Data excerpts
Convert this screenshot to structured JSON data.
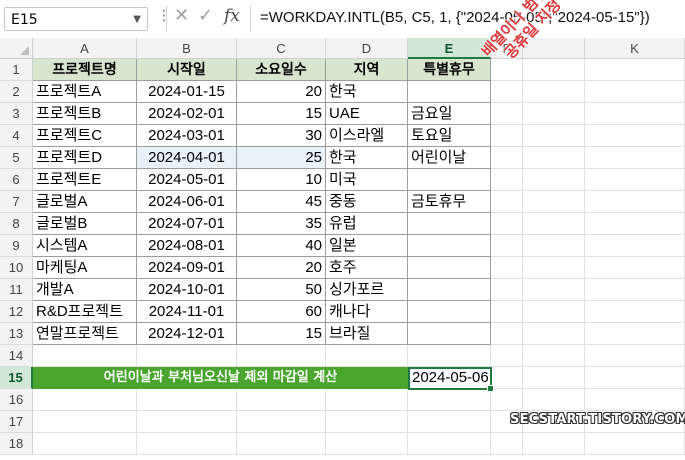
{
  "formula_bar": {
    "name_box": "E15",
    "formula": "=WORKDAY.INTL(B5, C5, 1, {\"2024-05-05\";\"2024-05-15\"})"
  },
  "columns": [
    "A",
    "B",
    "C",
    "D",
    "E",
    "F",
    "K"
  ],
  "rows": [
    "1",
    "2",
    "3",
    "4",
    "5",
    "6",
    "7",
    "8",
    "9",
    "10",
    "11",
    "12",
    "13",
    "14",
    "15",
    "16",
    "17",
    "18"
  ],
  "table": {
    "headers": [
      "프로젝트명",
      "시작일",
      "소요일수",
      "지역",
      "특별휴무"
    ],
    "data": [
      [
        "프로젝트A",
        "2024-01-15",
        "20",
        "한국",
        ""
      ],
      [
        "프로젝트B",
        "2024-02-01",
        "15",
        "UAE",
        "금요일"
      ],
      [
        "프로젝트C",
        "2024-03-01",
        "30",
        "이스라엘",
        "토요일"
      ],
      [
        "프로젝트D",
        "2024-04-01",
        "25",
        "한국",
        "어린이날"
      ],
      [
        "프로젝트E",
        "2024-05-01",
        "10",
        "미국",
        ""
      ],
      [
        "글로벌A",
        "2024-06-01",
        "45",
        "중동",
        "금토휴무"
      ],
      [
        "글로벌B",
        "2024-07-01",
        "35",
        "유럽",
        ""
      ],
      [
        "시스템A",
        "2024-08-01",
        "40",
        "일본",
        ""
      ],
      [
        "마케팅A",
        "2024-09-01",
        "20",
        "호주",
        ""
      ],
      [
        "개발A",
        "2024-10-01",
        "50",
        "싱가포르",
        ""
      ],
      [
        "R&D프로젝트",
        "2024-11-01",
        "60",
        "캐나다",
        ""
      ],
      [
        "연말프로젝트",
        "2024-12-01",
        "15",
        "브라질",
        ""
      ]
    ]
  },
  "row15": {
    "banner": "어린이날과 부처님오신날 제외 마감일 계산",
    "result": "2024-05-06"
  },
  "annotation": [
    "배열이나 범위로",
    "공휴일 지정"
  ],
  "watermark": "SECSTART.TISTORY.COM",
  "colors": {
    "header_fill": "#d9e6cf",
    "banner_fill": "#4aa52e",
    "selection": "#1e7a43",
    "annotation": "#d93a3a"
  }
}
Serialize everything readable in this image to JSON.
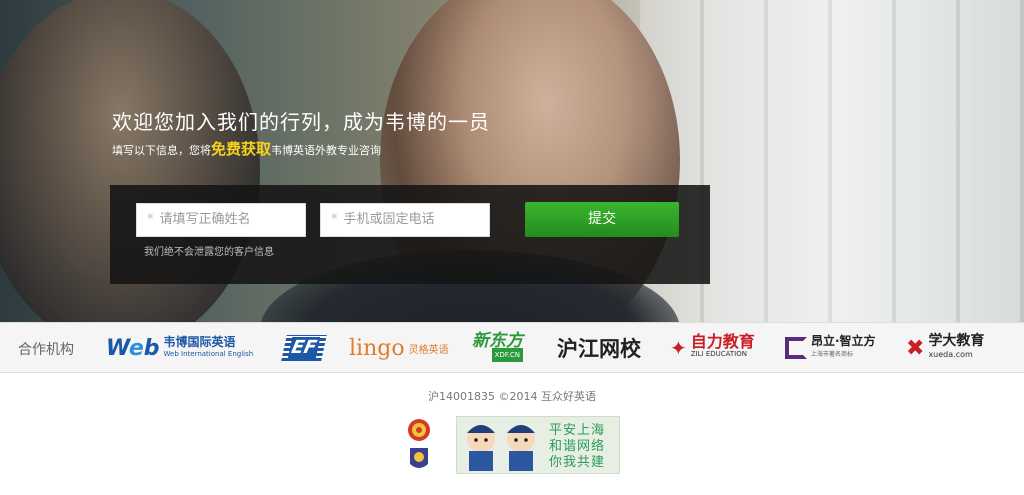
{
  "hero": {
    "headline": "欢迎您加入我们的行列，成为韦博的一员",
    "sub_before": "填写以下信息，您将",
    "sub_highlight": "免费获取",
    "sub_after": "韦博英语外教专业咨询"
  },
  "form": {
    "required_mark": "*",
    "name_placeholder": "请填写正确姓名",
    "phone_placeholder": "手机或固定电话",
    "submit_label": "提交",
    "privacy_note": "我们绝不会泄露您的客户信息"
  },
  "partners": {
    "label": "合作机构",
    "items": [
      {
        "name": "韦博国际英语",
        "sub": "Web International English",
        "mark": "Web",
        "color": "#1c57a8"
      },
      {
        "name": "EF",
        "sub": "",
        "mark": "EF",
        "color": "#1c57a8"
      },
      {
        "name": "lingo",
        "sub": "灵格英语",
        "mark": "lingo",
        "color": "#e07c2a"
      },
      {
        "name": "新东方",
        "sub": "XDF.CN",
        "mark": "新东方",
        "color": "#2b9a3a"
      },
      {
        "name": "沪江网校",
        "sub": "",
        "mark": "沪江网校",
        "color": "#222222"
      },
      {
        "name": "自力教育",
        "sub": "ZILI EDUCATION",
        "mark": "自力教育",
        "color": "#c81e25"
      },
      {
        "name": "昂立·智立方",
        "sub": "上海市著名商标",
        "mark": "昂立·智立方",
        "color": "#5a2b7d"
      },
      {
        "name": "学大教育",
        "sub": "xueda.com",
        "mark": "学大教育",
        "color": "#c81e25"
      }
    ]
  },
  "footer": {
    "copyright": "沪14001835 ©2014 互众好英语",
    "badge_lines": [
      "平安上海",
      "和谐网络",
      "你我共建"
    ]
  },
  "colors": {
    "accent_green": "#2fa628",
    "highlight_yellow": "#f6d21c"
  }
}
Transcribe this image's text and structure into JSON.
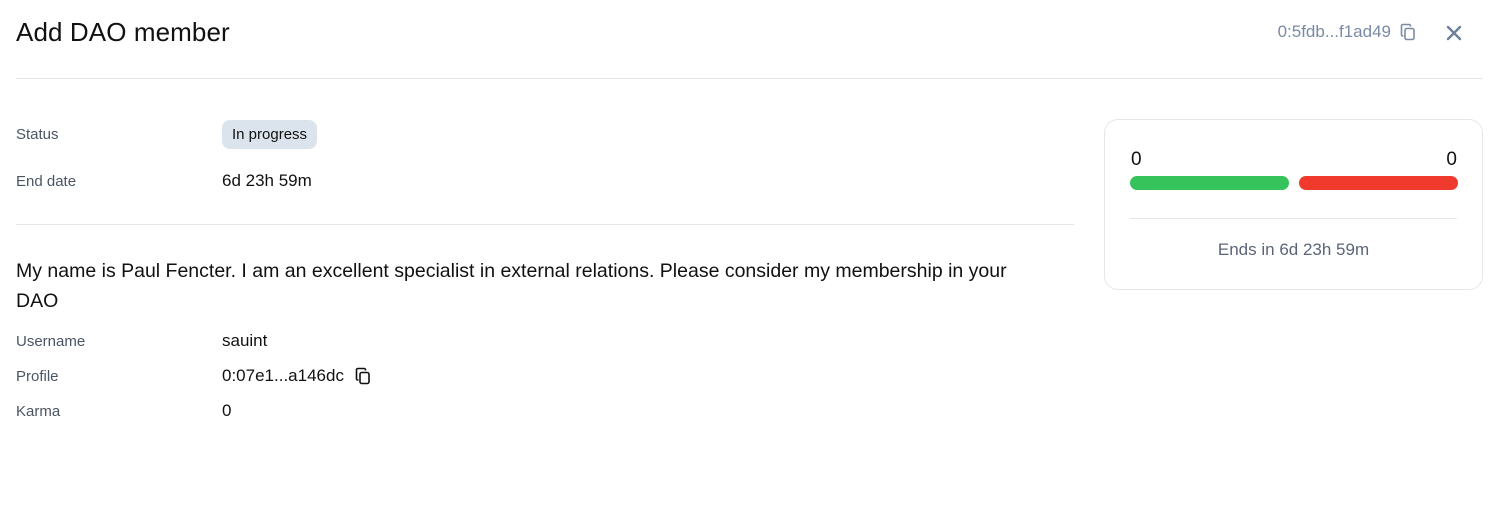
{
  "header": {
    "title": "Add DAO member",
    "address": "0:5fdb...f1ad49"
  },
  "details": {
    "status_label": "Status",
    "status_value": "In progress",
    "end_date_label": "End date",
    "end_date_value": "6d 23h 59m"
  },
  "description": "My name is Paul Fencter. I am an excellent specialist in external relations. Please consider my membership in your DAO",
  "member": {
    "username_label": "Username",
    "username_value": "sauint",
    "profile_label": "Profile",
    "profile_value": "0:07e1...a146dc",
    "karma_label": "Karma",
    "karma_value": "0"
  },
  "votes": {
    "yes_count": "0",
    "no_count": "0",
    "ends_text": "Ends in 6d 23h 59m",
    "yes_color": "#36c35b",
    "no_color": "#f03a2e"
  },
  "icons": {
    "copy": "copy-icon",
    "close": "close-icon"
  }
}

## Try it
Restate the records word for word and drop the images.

## Response for this exercise
Convert this screenshot to structured JSON data.
{
  "formula_bar": {
    "name_box": "E15",
    "formula": "=WORKDAY.INTL(B5, C5, 1, {\"2024-05-05\";\"2024-05-15\"})"
  },
  "columns": [
    "A",
    "B",
    "C",
    "D",
    "E",
    "F",
    "K"
  ],
  "rows": [
    "1",
    "2",
    "3",
    "4",
    "5",
    "6",
    "7",
    "8",
    "9",
    "10",
    "11",
    "12",
    "13",
    "14",
    "15",
    "16",
    "17",
    "18"
  ],
  "table": {
    "headers": [
      "프로젝트명",
      "시작일",
      "소요일수",
      "지역",
      "특별휴무"
    ],
    "data": [
      [
        "프로젝트A",
        "2024-01-15",
        "20",
        "한국",
        ""
      ],
      [
        "프로젝트B",
        "2024-02-01",
        "15",
        "UAE",
        "금요일"
      ],
      [
        "프로젝트C",
        "2024-03-01",
        "30",
        "이스라엘",
        "토요일"
      ],
      [
        "프로젝트D",
        "2024-04-01",
        "25",
        "한국",
        "어린이날"
      ],
      [
        "프로젝트E",
        "2024-05-01",
        "10",
        "미국",
        ""
      ],
      [
        "글로벌A",
        "2024-06-01",
        "45",
        "중동",
        "금토휴무"
      ],
      [
        "글로벌B",
        "2024-07-01",
        "35",
        "유럽",
        ""
      ],
      [
        "시스템A",
        "2024-08-01",
        "40",
        "일본",
        ""
      ],
      [
        "마케팅A",
        "2024-09-01",
        "20",
        "호주",
        ""
      ],
      [
        "개발A",
        "2024-10-01",
        "50",
        "싱가포르",
        ""
      ],
      [
        "R&D프로젝트",
        "2024-11-01",
        "60",
        "캐나다",
        ""
      ],
      [
        "연말프로젝트",
        "2024-12-01",
        "15",
        "브라질",
        ""
      ]
    ]
  },
  "row15": {
    "banner": "어린이날과 부처님오신날 제외 마감일 계산",
    "result": "2024-05-06"
  },
  "annotation": [
    "배열이나 범위로",
    "공휴일 지정"
  ],
  "watermark": "SECSTART.TISTORY.COM",
  "colors": {
    "header_fill": "#d9e6cf",
    "banner_fill": "#4aa52e",
    "selection": "#1e7a43",
    "annotation": "#d93a3a"
  }
}
Serialize everything readable in this image to JSON.
{
  "hero": {
    "headline": "欢迎您加入我们的行列，成为韦博的一员",
    "sub_before": "填写以下信息，您将",
    "sub_highlight": "免费获取",
    "sub_after": "韦博英语外教专业咨询"
  },
  "form": {
    "required_mark": "*",
    "name_placeholder": "请填写正确姓名",
    "phone_placeholder": "手机或固定电话",
    "submit_label": "提交",
    "privacy_note": "我们绝不会泄露您的客户信息"
  },
  "partners": {
    "label": "合作机构",
    "items": [
      {
        "name": "韦博国际英语",
        "sub": "Web International English",
        "mark": "Web",
        "color": "#1c57a8"
      },
      {
        "name": "EF",
        "sub": "",
        "mark": "EF",
        "color": "#1c57a8"
      },
      {
        "name": "lingo",
        "sub": "灵格英语",
        "mark": "lingo",
        "color": "#e07c2a"
      },
      {
        "name": "新东方",
        "sub": "XDF.CN",
        "mark": "新东方",
        "color": "#2b9a3a"
      },
      {
        "name": "沪江网校",
        "sub": "",
        "mark": "沪江网校",
        "color": "#222222"
      },
      {
        "name": "自力教育",
        "sub": "ZILI EDUCATION",
        "mark": "自力教育",
        "color": "#c81e25"
      },
      {
        "name": "昂立·智立方",
        "sub": "上海市著名商标",
        "mark": "昂立·智立方",
        "color": "#5a2b7d"
      },
      {
        "name": "学大教育",
        "sub": "xueda.com",
        "mark": "学大教育",
        "color": "#c81e25"
      }
    ]
  },
  "footer": {
    "copyright": "沪14001835 ©2014 互众好英语",
    "badge_lines": [
      "平安上海",
      "和谐网络",
      "你我共建"
    ]
  },
  "colors": {
    "accent_green": "#2fa628",
    "highlight_yellow": "#f6d21c"
  }
}
Transcribe this image's text and structure into JSON.
{
  "header": {
    "title": "Add DAO member",
    "address": "0:5fdb...f1ad49"
  },
  "details": {
    "status_label": "Status",
    "status_value": "In progress",
    "end_date_label": "End date",
    "end_date_value": "6d 23h 59m"
  },
  "description": "My name is Paul Fencter. I am an excellent specialist in external relations. Please consider my membership in your DAO",
  "member": {
    "username_label": "Username",
    "username_value": "sauint",
    "profile_label": "Profile",
    "profile_value": "0:07e1...a146dc",
    "karma_label": "Karma",
    "karma_value": "0"
  },
  "votes": {
    "yes_count": "0",
    "no_count": "0",
    "ends_text": "Ends in 6d 23h 59m",
    "yes_color": "#36c35b",
    "no_color": "#f03a2e"
  },
  "icons": {
    "copy": "copy-icon",
    "close": "close-icon"
  }
}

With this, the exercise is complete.